__Try it__
If a line includes "Output", copy it out of the entries.

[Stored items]
* * * * * * * * *
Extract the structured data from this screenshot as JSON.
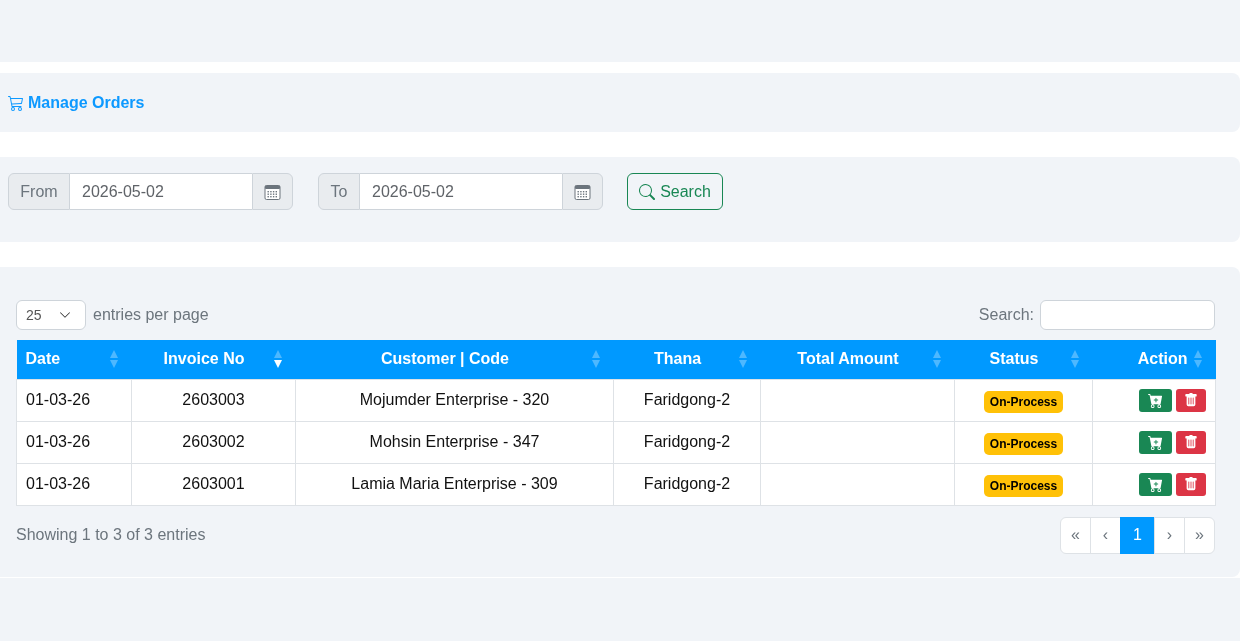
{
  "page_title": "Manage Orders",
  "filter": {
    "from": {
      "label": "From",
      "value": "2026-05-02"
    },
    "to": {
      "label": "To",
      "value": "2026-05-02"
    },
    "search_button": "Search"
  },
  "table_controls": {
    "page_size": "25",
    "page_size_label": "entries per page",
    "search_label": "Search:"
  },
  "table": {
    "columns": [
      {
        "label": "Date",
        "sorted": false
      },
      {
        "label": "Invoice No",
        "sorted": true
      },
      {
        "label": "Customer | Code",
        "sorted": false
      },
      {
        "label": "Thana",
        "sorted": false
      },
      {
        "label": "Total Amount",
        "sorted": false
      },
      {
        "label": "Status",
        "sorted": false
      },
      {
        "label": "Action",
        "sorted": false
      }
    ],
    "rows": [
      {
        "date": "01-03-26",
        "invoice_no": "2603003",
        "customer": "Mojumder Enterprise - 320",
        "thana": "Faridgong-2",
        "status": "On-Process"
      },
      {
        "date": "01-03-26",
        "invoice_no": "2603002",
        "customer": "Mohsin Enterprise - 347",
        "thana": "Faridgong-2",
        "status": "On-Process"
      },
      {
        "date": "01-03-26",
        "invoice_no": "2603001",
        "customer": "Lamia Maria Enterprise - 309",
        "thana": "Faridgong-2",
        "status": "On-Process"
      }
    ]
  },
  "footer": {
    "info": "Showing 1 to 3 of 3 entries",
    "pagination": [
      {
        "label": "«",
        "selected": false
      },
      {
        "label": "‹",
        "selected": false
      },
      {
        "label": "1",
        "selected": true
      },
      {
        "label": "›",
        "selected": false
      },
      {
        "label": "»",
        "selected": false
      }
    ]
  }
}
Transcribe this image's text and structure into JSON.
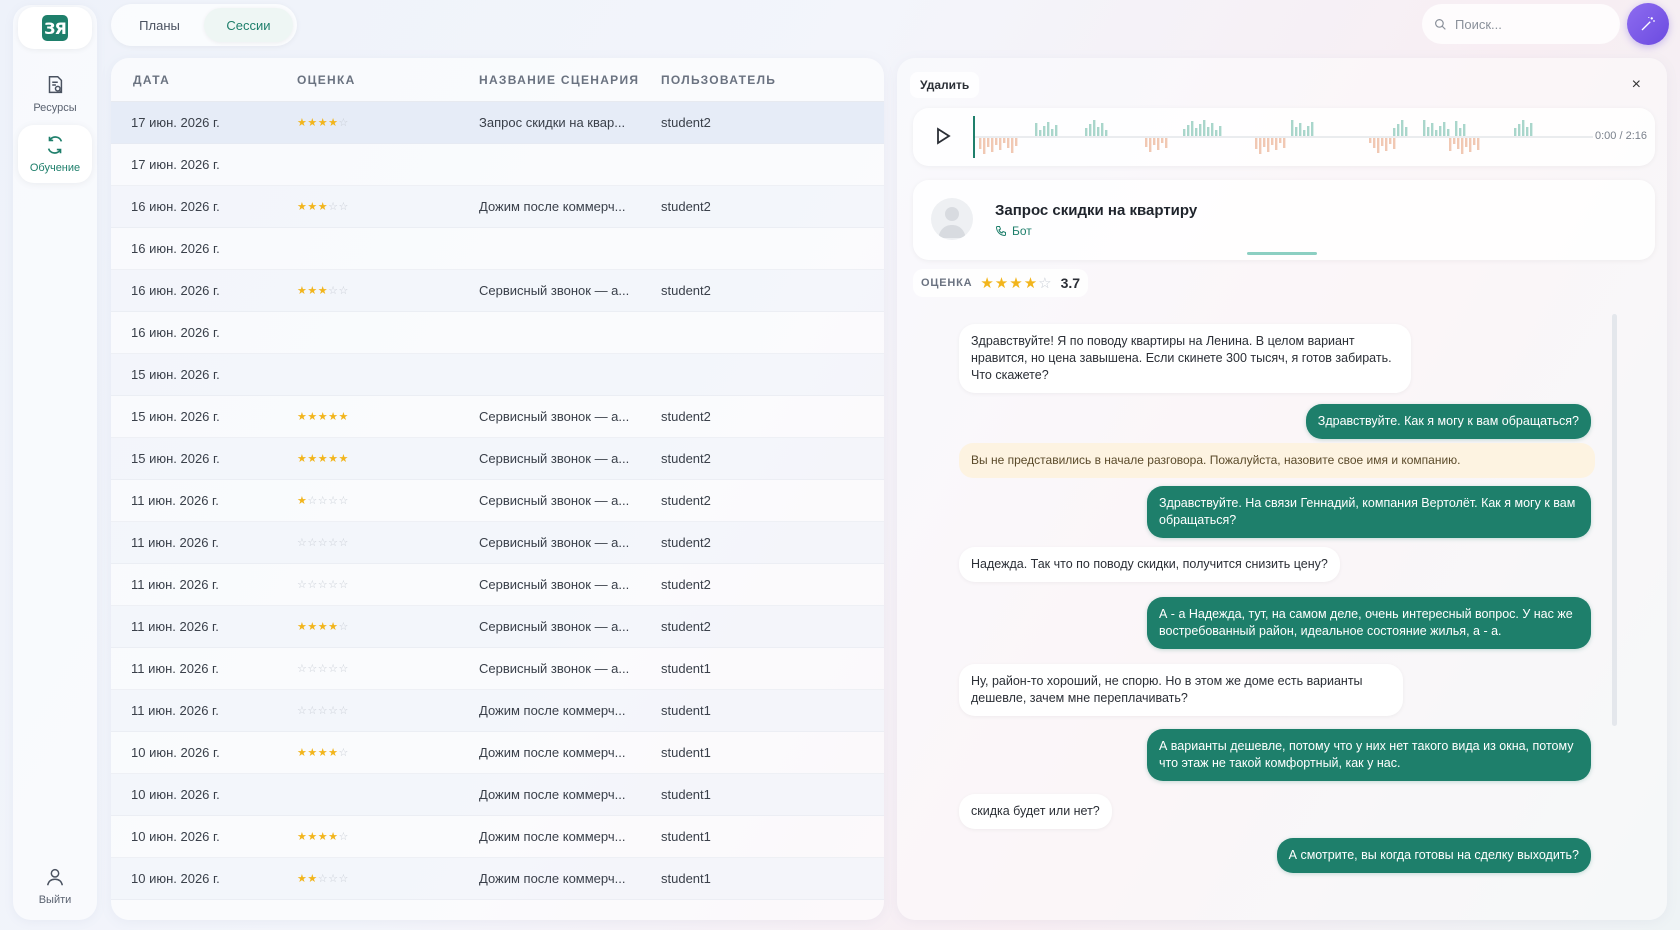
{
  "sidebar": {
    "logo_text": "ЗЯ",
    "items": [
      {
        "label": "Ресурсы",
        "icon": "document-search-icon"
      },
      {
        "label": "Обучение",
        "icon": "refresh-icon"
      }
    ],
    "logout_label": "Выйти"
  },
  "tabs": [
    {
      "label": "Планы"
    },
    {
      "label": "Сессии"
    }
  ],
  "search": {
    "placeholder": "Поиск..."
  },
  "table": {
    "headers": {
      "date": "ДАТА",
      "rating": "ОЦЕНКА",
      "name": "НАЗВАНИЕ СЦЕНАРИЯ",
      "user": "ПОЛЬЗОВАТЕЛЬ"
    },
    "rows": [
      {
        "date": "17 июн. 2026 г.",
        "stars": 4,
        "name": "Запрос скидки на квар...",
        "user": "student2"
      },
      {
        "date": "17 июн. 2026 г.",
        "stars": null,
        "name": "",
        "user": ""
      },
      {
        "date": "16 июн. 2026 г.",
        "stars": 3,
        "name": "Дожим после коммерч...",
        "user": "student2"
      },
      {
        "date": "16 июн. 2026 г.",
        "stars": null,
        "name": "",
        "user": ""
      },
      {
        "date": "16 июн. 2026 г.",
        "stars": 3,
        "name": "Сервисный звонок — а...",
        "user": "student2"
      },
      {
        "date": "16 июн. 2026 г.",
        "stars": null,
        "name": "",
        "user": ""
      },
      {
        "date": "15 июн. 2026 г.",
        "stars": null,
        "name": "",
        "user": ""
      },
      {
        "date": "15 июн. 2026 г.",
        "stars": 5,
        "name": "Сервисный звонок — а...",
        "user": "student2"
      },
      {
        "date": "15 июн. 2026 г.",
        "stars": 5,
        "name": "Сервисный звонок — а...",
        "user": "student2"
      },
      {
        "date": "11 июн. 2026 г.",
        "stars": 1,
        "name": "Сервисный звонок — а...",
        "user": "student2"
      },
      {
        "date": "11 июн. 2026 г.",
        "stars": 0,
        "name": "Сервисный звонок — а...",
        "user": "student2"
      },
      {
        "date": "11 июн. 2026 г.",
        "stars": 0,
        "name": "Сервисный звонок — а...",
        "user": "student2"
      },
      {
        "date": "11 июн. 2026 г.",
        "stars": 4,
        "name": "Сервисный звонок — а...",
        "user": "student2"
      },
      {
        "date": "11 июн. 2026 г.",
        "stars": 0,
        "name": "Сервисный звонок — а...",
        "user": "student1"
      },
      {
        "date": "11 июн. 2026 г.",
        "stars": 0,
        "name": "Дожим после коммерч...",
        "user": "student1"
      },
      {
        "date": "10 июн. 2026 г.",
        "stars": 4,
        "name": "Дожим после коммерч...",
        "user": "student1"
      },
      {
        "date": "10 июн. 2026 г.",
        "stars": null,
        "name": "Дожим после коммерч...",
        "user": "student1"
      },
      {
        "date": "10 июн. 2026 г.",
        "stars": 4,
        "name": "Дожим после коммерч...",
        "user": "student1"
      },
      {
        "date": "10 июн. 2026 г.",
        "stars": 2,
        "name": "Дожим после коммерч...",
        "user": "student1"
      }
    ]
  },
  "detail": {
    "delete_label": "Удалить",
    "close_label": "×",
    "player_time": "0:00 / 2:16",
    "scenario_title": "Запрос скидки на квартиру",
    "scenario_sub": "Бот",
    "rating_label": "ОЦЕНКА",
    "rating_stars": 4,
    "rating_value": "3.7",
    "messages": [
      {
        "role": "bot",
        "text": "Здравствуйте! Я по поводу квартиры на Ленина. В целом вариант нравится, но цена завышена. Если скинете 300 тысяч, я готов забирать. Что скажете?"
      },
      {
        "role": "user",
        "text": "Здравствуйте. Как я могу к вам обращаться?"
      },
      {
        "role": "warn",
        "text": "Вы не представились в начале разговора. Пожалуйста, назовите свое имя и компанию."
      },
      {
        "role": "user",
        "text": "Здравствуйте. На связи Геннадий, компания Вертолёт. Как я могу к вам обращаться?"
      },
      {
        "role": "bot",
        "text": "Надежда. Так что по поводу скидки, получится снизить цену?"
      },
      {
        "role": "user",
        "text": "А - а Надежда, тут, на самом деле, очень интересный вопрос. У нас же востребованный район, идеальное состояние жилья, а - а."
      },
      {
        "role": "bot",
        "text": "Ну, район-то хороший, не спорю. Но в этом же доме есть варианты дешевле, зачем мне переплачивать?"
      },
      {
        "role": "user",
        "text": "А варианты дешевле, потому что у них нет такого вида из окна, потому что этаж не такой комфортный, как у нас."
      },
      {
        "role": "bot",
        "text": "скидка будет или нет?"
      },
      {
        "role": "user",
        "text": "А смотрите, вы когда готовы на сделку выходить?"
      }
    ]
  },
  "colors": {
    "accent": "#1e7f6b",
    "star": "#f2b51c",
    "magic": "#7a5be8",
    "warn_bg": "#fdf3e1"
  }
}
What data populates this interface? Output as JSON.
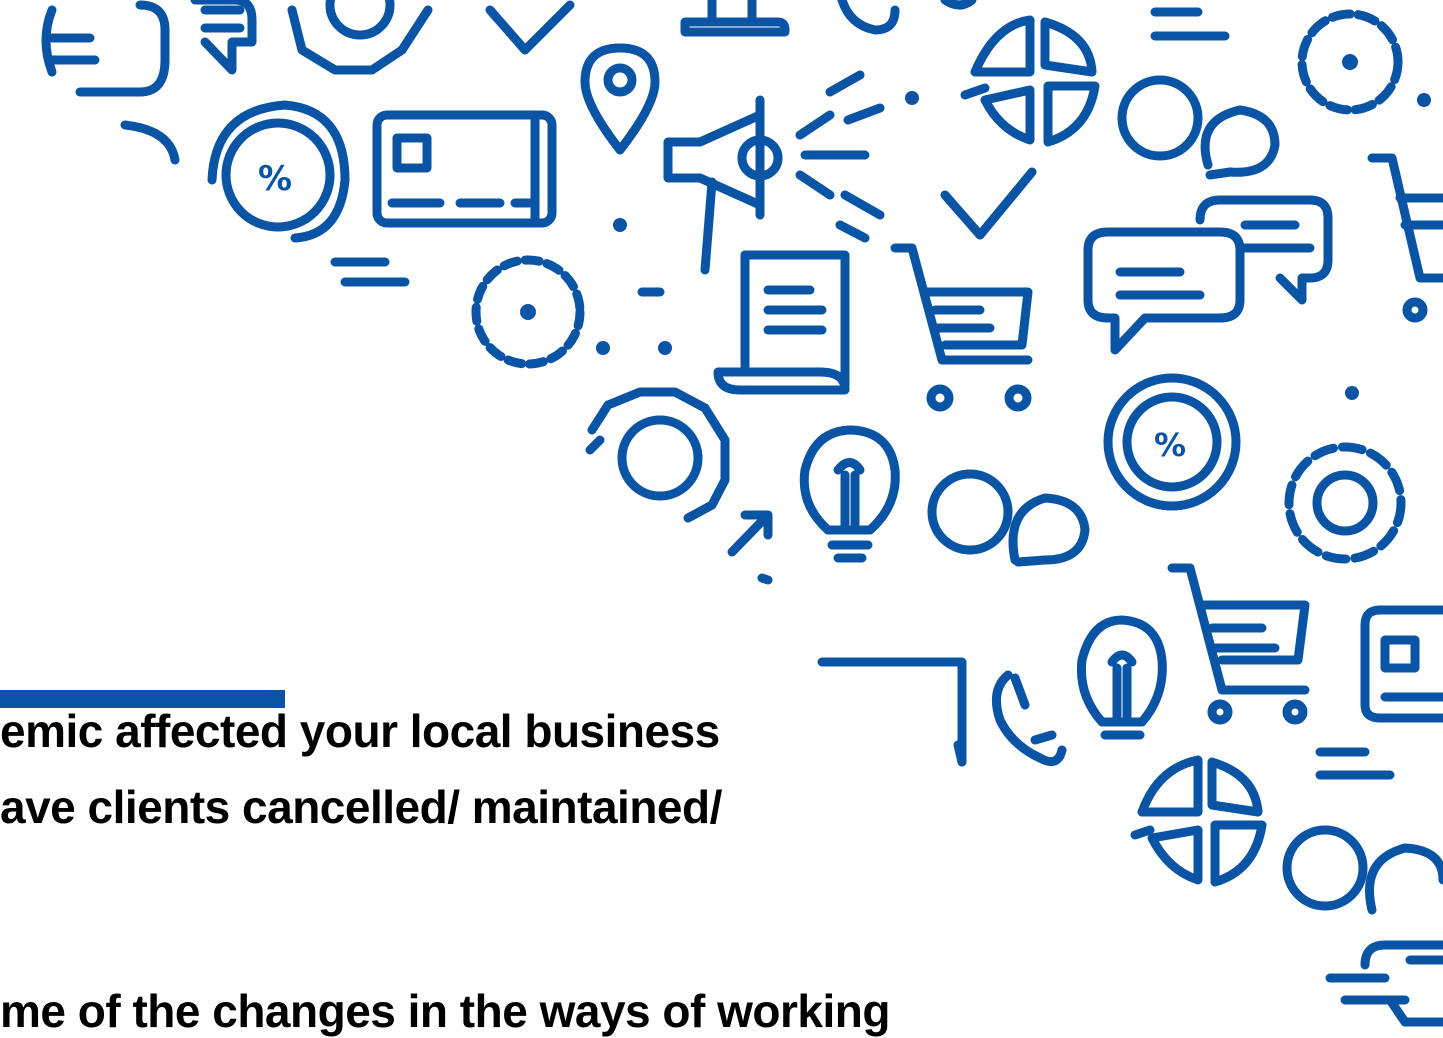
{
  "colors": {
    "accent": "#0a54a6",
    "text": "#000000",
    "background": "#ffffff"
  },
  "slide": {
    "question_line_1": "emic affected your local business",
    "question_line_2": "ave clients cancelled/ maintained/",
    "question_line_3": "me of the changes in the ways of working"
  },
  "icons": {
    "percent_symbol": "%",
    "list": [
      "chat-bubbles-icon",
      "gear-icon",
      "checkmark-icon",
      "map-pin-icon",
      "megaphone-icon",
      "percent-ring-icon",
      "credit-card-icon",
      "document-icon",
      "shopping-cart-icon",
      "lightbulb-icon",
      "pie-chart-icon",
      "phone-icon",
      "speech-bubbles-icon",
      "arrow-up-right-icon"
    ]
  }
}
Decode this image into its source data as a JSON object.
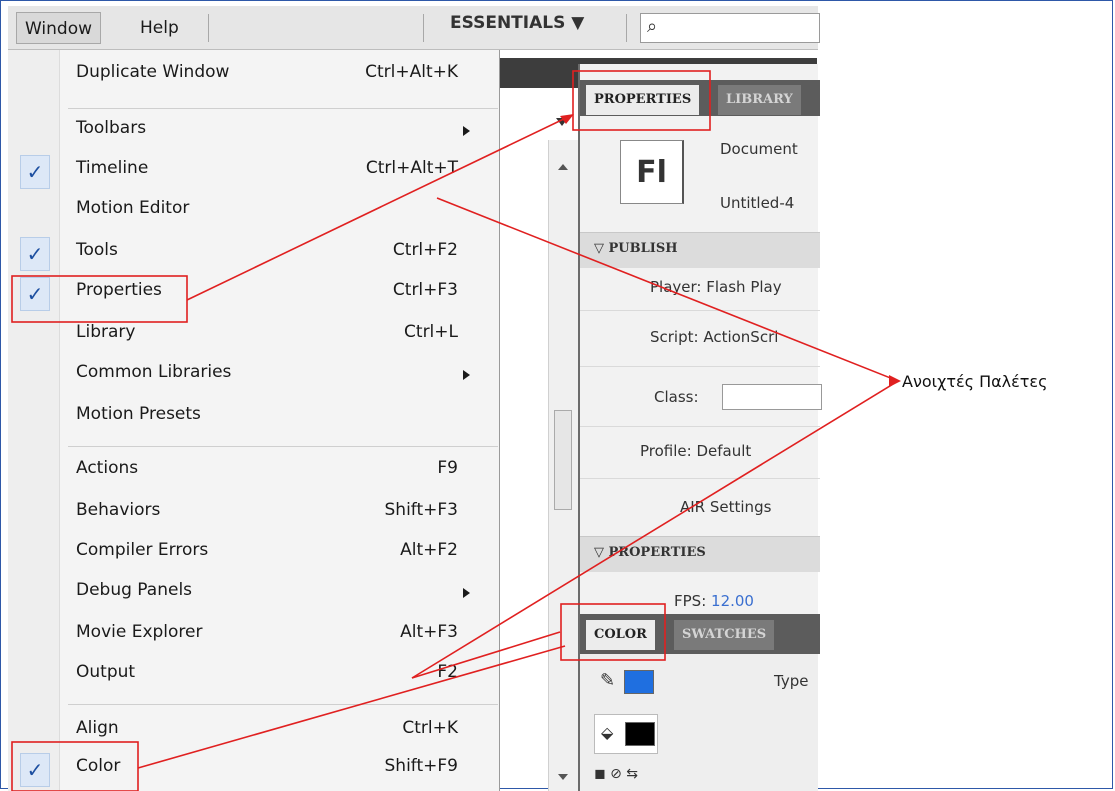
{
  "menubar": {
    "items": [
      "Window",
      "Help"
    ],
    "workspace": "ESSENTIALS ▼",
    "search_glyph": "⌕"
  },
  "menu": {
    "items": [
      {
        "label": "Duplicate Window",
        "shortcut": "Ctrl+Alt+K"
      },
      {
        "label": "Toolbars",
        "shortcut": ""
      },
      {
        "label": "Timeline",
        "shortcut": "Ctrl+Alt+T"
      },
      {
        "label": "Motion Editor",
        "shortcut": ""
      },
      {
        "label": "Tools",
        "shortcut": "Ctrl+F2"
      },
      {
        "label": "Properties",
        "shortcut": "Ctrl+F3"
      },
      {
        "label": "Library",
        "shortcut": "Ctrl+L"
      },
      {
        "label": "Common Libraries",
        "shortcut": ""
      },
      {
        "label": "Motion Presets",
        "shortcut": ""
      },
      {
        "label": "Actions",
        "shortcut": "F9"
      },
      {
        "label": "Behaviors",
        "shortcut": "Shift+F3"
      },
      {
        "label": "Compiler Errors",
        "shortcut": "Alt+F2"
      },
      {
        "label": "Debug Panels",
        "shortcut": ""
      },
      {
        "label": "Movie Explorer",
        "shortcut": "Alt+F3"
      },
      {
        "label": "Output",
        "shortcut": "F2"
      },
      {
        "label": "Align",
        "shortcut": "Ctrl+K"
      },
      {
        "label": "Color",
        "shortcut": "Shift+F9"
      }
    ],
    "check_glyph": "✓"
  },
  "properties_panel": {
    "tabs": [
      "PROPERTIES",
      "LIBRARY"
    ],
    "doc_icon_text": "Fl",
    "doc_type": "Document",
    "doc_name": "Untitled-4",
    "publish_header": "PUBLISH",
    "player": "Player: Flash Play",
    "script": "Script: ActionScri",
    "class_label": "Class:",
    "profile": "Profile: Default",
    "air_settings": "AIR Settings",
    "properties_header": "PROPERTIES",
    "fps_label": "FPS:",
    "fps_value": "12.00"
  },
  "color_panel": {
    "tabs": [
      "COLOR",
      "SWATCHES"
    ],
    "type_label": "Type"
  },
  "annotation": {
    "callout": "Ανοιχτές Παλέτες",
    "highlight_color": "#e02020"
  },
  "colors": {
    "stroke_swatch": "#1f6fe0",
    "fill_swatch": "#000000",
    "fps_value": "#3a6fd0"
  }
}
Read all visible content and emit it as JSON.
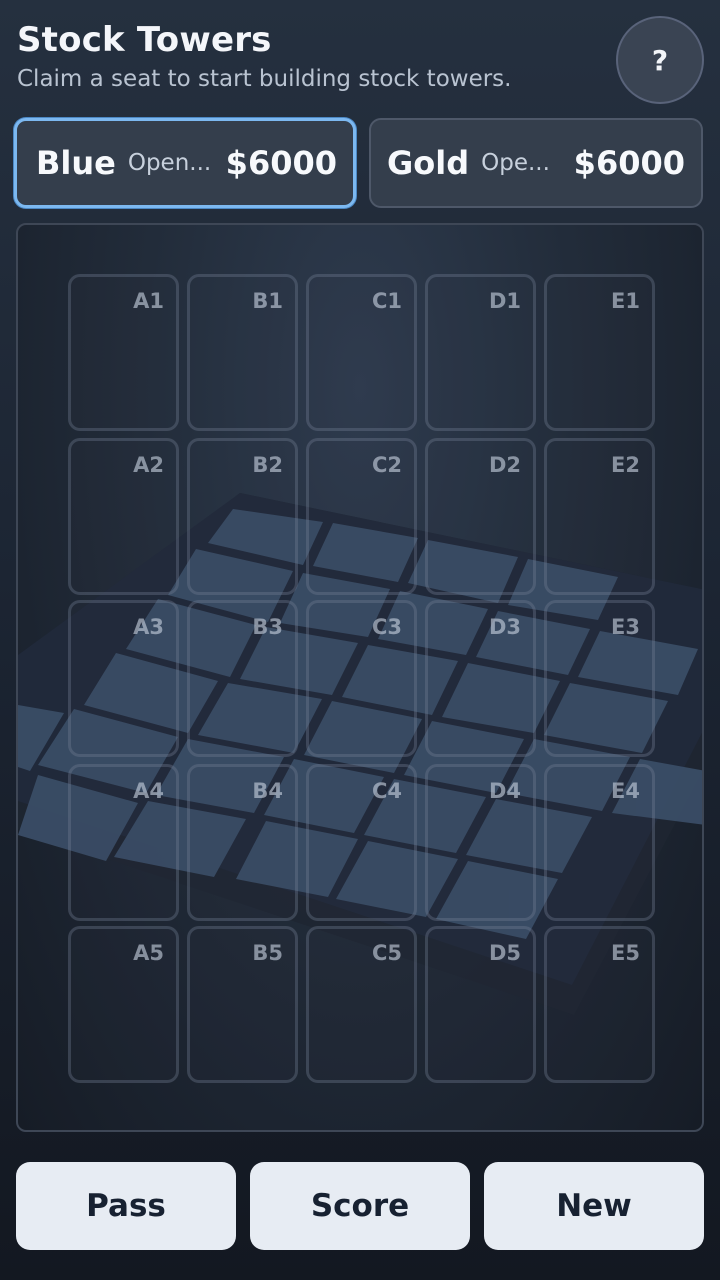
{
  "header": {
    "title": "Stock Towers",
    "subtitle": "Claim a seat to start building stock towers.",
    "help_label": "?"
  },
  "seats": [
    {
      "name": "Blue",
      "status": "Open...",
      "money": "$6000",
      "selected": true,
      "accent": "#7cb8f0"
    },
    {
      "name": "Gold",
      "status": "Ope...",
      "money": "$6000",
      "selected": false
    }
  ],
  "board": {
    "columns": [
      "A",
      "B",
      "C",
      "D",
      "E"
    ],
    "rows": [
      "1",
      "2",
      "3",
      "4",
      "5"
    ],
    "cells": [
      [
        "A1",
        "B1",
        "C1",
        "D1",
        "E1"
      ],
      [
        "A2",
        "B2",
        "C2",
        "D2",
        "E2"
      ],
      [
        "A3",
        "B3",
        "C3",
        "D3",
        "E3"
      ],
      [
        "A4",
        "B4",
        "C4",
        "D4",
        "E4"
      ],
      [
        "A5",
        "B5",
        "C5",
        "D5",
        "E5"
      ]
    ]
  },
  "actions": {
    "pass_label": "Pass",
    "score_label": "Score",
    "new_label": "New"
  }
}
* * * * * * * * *
__Answer to this problem__
What data populates this interface? Output as JSON.
        "label": "Output",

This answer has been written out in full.